*WHAT IS EXPECTED*. Give the following records again in full and without alteration.

━━━ RECORD SET ━━━

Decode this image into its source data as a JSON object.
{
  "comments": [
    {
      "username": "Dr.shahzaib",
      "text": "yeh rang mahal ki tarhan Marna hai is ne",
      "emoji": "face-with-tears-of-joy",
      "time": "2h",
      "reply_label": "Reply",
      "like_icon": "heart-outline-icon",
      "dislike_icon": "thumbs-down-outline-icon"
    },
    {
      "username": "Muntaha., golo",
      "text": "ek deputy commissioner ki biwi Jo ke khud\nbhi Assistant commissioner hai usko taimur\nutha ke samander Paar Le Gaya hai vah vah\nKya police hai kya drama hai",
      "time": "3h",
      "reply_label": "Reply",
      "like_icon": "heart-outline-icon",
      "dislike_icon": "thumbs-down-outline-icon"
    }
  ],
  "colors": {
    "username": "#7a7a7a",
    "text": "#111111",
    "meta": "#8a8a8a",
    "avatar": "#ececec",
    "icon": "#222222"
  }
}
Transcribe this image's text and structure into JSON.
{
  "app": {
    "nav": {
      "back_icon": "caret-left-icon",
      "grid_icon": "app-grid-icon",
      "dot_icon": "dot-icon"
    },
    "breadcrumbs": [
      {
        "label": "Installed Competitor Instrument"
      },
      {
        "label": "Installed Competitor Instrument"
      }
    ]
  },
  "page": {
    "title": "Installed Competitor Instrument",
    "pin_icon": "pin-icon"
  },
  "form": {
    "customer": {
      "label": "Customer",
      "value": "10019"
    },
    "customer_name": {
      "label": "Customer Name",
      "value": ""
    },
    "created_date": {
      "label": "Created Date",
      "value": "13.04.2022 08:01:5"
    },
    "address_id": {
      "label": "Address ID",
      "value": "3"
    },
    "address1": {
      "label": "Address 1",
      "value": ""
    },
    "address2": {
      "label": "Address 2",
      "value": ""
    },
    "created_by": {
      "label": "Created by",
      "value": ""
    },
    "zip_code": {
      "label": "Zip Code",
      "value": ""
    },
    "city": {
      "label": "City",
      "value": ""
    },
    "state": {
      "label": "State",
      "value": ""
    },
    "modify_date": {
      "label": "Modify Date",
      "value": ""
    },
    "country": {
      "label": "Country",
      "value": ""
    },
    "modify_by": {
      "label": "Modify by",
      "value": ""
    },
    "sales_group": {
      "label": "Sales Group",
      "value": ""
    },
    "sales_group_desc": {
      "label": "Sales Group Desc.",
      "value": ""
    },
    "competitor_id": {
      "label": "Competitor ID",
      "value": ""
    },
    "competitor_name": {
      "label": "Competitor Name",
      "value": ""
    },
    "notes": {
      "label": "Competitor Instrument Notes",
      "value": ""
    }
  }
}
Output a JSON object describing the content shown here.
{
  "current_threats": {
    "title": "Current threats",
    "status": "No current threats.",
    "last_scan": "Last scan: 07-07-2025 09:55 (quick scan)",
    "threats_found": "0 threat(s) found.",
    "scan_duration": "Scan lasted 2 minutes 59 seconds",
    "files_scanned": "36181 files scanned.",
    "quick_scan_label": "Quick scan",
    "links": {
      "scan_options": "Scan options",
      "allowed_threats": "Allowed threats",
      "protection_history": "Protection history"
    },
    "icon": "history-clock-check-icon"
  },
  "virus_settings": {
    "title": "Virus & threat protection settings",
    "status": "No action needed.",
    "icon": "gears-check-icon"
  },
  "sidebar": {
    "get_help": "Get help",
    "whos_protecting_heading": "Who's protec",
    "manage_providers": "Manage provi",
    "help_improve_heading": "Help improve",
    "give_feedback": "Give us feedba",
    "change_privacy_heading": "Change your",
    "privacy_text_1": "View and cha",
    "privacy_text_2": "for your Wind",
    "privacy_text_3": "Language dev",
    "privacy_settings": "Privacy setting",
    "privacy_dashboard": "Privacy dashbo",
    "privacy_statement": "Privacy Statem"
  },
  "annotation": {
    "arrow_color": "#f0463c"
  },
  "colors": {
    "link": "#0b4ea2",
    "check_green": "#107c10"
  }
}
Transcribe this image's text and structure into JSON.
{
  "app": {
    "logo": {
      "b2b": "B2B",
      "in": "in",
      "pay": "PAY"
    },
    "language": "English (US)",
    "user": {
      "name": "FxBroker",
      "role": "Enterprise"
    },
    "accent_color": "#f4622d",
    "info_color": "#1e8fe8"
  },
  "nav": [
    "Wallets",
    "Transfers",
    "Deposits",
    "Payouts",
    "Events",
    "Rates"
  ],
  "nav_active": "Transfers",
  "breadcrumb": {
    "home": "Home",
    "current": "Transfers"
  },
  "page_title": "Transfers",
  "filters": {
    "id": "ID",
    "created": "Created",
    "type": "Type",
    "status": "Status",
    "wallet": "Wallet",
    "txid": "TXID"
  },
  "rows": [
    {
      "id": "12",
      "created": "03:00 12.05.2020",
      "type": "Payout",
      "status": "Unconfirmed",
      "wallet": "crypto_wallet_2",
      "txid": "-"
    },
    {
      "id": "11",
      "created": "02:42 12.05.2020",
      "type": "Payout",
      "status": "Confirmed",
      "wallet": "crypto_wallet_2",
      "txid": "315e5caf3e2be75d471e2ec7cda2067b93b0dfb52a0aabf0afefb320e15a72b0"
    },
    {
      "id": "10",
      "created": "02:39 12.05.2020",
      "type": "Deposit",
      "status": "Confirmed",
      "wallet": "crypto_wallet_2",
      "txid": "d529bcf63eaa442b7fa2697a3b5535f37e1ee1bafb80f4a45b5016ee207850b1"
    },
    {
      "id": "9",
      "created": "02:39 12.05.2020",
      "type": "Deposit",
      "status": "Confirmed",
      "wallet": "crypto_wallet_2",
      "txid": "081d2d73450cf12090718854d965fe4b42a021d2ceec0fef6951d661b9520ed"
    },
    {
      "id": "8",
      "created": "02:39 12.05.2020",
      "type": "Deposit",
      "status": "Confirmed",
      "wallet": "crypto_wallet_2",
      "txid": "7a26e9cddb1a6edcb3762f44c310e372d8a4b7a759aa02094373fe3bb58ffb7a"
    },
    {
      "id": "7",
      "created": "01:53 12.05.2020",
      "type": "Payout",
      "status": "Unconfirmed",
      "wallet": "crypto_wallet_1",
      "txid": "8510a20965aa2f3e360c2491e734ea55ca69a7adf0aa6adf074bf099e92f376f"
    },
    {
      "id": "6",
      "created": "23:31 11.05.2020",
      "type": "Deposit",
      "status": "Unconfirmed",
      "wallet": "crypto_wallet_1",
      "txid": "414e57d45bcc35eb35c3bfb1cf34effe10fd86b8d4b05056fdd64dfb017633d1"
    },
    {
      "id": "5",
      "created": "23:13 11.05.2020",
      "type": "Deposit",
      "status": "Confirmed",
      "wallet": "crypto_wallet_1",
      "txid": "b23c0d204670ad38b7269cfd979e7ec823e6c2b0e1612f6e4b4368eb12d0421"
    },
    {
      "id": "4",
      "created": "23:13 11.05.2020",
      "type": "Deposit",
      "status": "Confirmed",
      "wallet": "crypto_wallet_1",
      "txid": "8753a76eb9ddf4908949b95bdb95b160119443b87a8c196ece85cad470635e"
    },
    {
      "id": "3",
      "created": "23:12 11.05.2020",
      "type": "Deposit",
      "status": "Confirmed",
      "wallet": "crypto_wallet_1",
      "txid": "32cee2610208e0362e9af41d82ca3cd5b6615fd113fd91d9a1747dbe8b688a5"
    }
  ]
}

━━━

*OUTPUT*.
Decode this image into its source data as a JSON object.
{
  "comments": [
    {
      "username": "Dr.shahzaib",
      "text": "yeh rang mahal ki tarhan Marna hai is ne",
      "emoji": "face-with-tears-of-joy",
      "time": "2h",
      "reply_label": "Reply",
      "like_icon": "heart-outline-icon",
      "dislike_icon": "thumbs-down-outline-icon"
    },
    {
      "username": "Muntaha., golo",
      "text": "ek deputy commissioner ki biwi Jo ke khud\nbhi Assistant commissioner hai usko taimur\nutha ke samander Paar Le Gaya hai vah vah\nKya police hai kya drama hai",
      "time": "3h",
      "reply_label": "Reply",
      "like_icon": "heart-outline-icon",
      "dislike_icon": "thumbs-down-outline-icon"
    }
  ],
  "colors": {
    "username": "#7a7a7a",
    "text": "#111111",
    "meta": "#8a8a8a",
    "avatar": "#ececec",
    "icon": "#222222"
  }
}
Transcribe this image's text and structure into JSON.
{
  "app": {
    "nav": {
      "back_icon": "caret-left-icon",
      "grid_icon": "app-grid-icon",
      "dot_icon": "dot-icon"
    },
    "breadcrumbs": [
      {
        "label": "Installed Competitor Instrument"
      },
      {
        "label": "Installed Competitor Instrument"
      }
    ]
  },
  "page": {
    "title": "Installed Competitor Instrument",
    "pin_icon": "pin-icon"
  },
  "form": {
    "customer": {
      "label": "Customer",
      "value": "10019"
    },
    "customer_name": {
      "label": "Customer Name",
      "value": ""
    },
    "created_date": {
      "label": "Created Date",
      "value": "13.04.2022 08:01:5"
    },
    "address_id": {
      "label": "Address ID",
      "value": "3"
    },
    "address1": {
      "label": "Address 1",
      "value": ""
    },
    "address2": {
      "label": "Address 2",
      "value": ""
    },
    "created_by": {
      "label": "Created by",
      "value": ""
    },
    "zip_code": {
      "label": "Zip Code",
      "value": ""
    },
    "city": {
      "label": "City",
      "value": ""
    },
    "state": {
      "label": "State",
      "value": ""
    },
    "modify_date": {
      "label": "Modify Date",
      "value": ""
    },
    "country": {
      "label": "Country",
      "value": ""
    },
    "modify_by": {
      "label": "Modify by",
      "value": ""
    },
    "sales_group": {
      "label": "Sales Group",
      "value": ""
    },
    "sales_group_desc": {
      "label": "Sales Group Desc.",
      "value": ""
    },
    "competitor_id": {
      "label": "Competitor ID",
      "value": ""
    },
    "competitor_name": {
      "label": "Competitor Name",
      "value": ""
    },
    "notes": {
      "label": "Competitor Instrument Notes",
      "value": ""
    }
  }
}
Output a JSON object describing the content shown here.
{
  "current_threats": {
    "title": "Current threats",
    "status": "No current threats.",
    "last_scan": "Last scan: 07-07-2025 09:55 (quick scan)",
    "threats_found": "0 threat(s) found.",
    "scan_duration": "Scan lasted 2 minutes 59 seconds",
    "files_scanned": "36181 files scanned.",
    "quick_scan_label": "Quick scan",
    "links": {
      "scan_options": "Scan options",
      "allowed_threats": "Allowed threats",
      "protection_history": "Protection history"
    },
    "icon": "history-clock-check-icon"
  },
  "virus_settings": {
    "title": "Virus & threat protection settings",
    "status": "No action needed.",
    "icon": "gears-check-icon"
  },
  "sidebar": {
    "get_help": "Get help",
    "whos_protecting_heading": "Who's protec",
    "manage_providers": "Manage provi",
    "help_improve_heading": "Help improve",
    "give_feedback": "Give us feedba",
    "change_privacy_heading": "Change your",
    "privacy_text_1": "View and cha",
    "privacy_text_2": "for your Wind",
    "privacy_text_3": "Language dev",
    "privacy_settings": "Privacy setting",
    "privacy_dashboard": "Privacy dashbo",
    "privacy_statement": "Privacy Statem"
  },
  "annotation": {
    "arrow_color": "#f0463c"
  },
  "colors": {
    "link": "#0b4ea2",
    "check_green": "#107c10"
  }
}
Transcribe this image's text and structure into JSON.
{
  "app": {
    "logo": {
      "b2b": "B2B",
      "in": "in",
      "pay": "PAY"
    },
    "language": "English (US)",
    "user": {
      "name": "FxBroker",
      "role": "Enterprise"
    },
    "accent_color": "#f4622d",
    "info_color": "#1e8fe8"
  },
  "nav": [
    "Wallets",
    "Transfers",
    "Deposits",
    "Payouts",
    "Events",
    "Rates"
  ],
  "nav_active": "Transfers",
  "breadcrumb": {
    "home": "Home",
    "current": "Transfers"
  },
  "page_title": "Transfers",
  "filters": {
    "id": "ID",
    "created": "Created",
    "type": "Type",
    "status": "Status",
    "wallet": "Wallet",
    "txid": "TXID"
  },
  "rows": [
    {
      "id": "12",
      "created": "03:00 12.05.2020",
      "type": "Payout",
      "status": "Unconfirmed",
      "wallet": "crypto_wallet_2",
      "txid": "-"
    },
    {
      "id": "11",
      "created": "02:42 12.05.2020",
      "type": "Payout",
      "status": "Confirmed",
      "wallet": "crypto_wallet_2",
      "txid": "315e5caf3e2be75d471e2ec7cda2067b93b0dfb52a0aabf0afefb320e15a72b0"
    },
    {
      "id": "10",
      "created": "02:39 12.05.2020",
      "type": "Deposit",
      "status": "Confirmed",
      "wallet": "crypto_wallet_2",
      "txid": "d529bcf63eaa442b7fa2697a3b5535f37e1ee1bafb80f4a45b5016ee207850b1"
    },
    {
      "id": "9",
      "created": "02:39 12.05.2020",
      "type": "Deposit",
      "status": "Confirmed",
      "wallet": "crypto_wallet_2",
      "txid": "081d2d73450cf12090718854d965fe4b42a021d2ceec0fef6951d661b9520ed"
    },
    {
      "id": "8",
      "created": "02:39 12.05.2020",
      "type": "Deposit",
      "status": "Confirmed",
      "wallet": "crypto_wallet_2",
      "txid": "7a26e9cddb1a6edcb3762f44c310e372d8a4b7a759aa02094373fe3bb58ffb7a"
    },
    {
      "id": "7",
      "created": "01:53 12.05.2020",
      "type": "Payout",
      "status": "Unconfirmed",
      "wallet": "crypto_wallet_1",
      "txid": "8510a20965aa2f3e360c2491e734ea55ca69a7adf0aa6adf074bf099e92f376f"
    },
    {
      "id": "6",
      "created": "23:31 11.05.2020",
      "type": "Deposit",
      "status": "Unconfirmed",
      "wallet": "crypto_wallet_1",
      "txid": "414e57d45bcc35eb35c3bfb1cf34effe10fd86b8d4b05056fdd64dfb017633d1"
    },
    {
      "id": "5",
      "created": "23:13 11.05.2020",
      "type": "Deposit",
      "status": "Confirmed",
      "wallet": "crypto_wallet_1",
      "txid": "b23c0d204670ad38b7269cfd979e7ec823e6c2b0e1612f6e4b4368eb12d0421"
    },
    {
      "id": "4",
      "created": "23:13 11.05.2020",
      "type": "Deposit",
      "status": "Confirmed",
      "wallet": "crypto_wallet_1",
      "txid": "8753a76eb9ddf4908949b95bdb95b160119443b87a8c196ece85cad470635e"
    },
    {
      "id": "3",
      "created": "23:12 11.05.2020",
      "type": "Deposit",
      "status": "Confirmed",
      "wallet": "crypto_wallet_1",
      "txid": "32cee2610208e0362e9af41d82ca3cd5b6615fd113fd91d9a1747dbe8b688a5"
    }
  ]
}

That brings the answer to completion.